Pick out the headline below that is not from the satirical news website, The Onion:
“Scientists Find Strong Link Between Male Virility, Wearing Mötley Crüe Denim Jacket”
“Guns Won’t Protect You, Old People, You’re Too Old And Weak”
“New Evidence Suggests Early Humans First Used Fire To Impress Friends”
“More Realistic Meat Substitute Made From Soy Raised In Brutally Cruel Conditions”
“Scientists Slowly Reintroducing Small Group Of Normal, Well-Adjusted Humans Into Society”
If you guessed #2, you probably cheated by Googling it.
Yes, “Guns Won’t Protect You, Old People, You’re Too Old And Weak” was actually an article posted on Gawker.com on March 29. It’s difficult to take seriously; as you read it, you keep expecting a grinning Ashton Kutcher to leap off the screen, telling us we’ve been punked.
Here’s a sampling of the journalistic wit expressed by the author, Hamilton Nolan:
“Can you even find the safety on the handgun you’ve purchased? Probably not very quickly, with your poor eyesight and fingers ravaged by arthritis.”
“Might as well get yourself a dragon, or a unicorn trained to be your bodyguard. That would help you just as much.”
“Were you to somehow squeeze off a shot in the course of being attacked it’s as likely as not that you’d shoot yourself in the knee replacement as shoot the bad guy.”
“Failing to take your medication is the greatest threat you need to worry about.”
We’ll pause while you recover from your laughing fit. Ready? Wow, that didn’t take long.
Perhaps Nolan, who appears to be 12 years old but writes like a man half his age, thinks he’s the next P.J. O’Rourke. But his recipe for humor leaves a bad taste in your mouth, like it substitutes bile for sugar or something. In his other columns—juvenile, vulgar tirades against union-busting corporations, college kids, Wall Street and speakers at the Women of the World Summit—he’s every bit as funny as your irritating uncle who rants on Facebook.
So, let’s consider, and answer, two possibilities:
He seriously thinks anyone over 60 can’t defend themselves with a gun. To which we answer, Jerry Miculek.
He’s not serious, but he’s mighty impressed with himself. In that case, we’ll let Gawker decide how much his humor is worth—that is, if they have any money left after paying Hulk Hogan $140 million.
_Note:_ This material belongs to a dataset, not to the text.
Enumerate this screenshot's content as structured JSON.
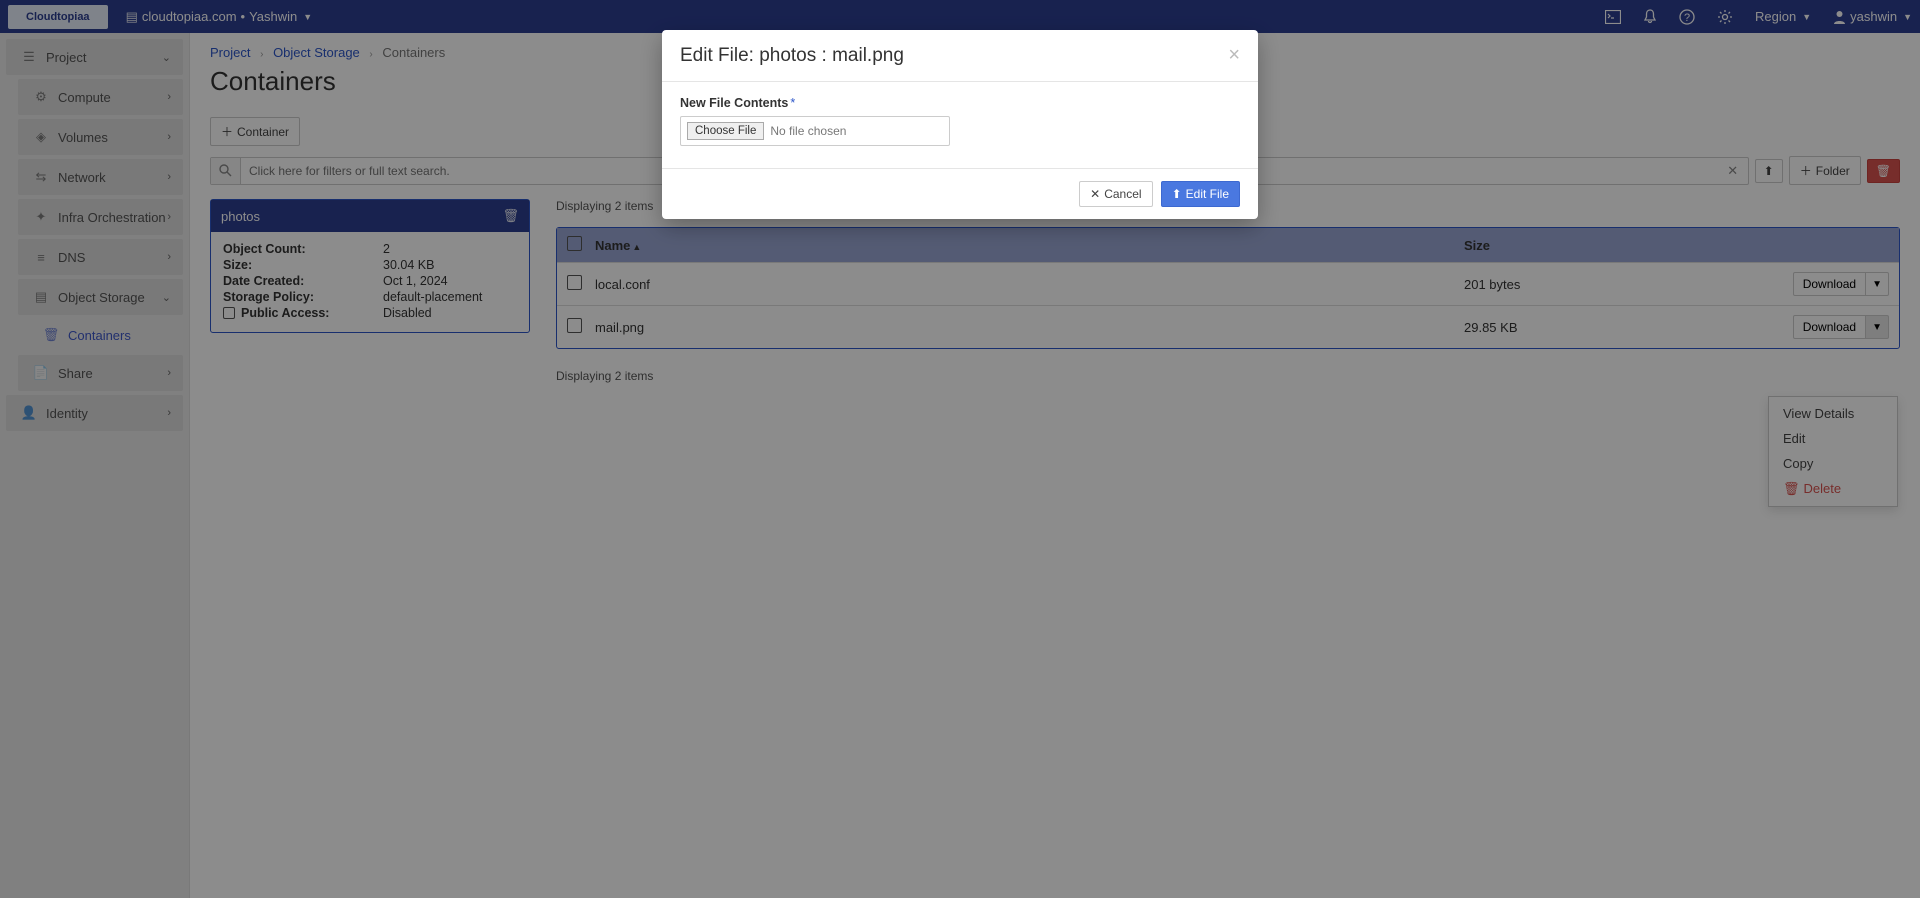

However, let’s don’t be too hasty to snarl, “Get off my lawn” and slam the screen door in Norman’s face (Nolan—I meant Nolan). Serious or not, there’s something very familiar about his dismissiveness—like we’ve heard this before.
Reading his full diatribe against our tribal elders, you can hear an echo of every argument of those who would like to restrict the ability of others to defend themselves. They’re all rooted in the same mindset, which takes the form of:
“You’re too (blank) to defend yourself with a gun.”
You’re too old. Or you’re too young. Or too irresponsible. Or too female. Or too weird. Or too PTSD. Too excitable, too redneck, too … something.
Or maybe you’re more familiar with its corollary: “You’re not (blank) enough:” Not rich enough, not famous enough, not trustworthy enough, not police enough, not trained enough, not smart enough, not white enough, not male enough, or not important enough to be entrusted with the responsibility of defending yourself. “Here, you let us have that, and you call us when you need us.”
I have a suggestion: Those who think the right to keep and bear arms should have an expiration date (if they think it should date at all at this age) should take up tennis. When I was 16, I was much leaner, stronger and faster than the 60-year-olds who had been playing all their lives—which made it all the more infuriating when they pounded me. They didn’t move as fast or hit as hard, but they returned everything—one more time than I could.
Let’s pit the young, fast, strong Norman against the wizened tennis-playing retiree and see how he fares. That would be much safer for him than allowing him to square off against one of seniors who regularly make the Armed Citizen column. After all, we don’t want him to get hurt; we just want to teach that young whippersnapper a lesson.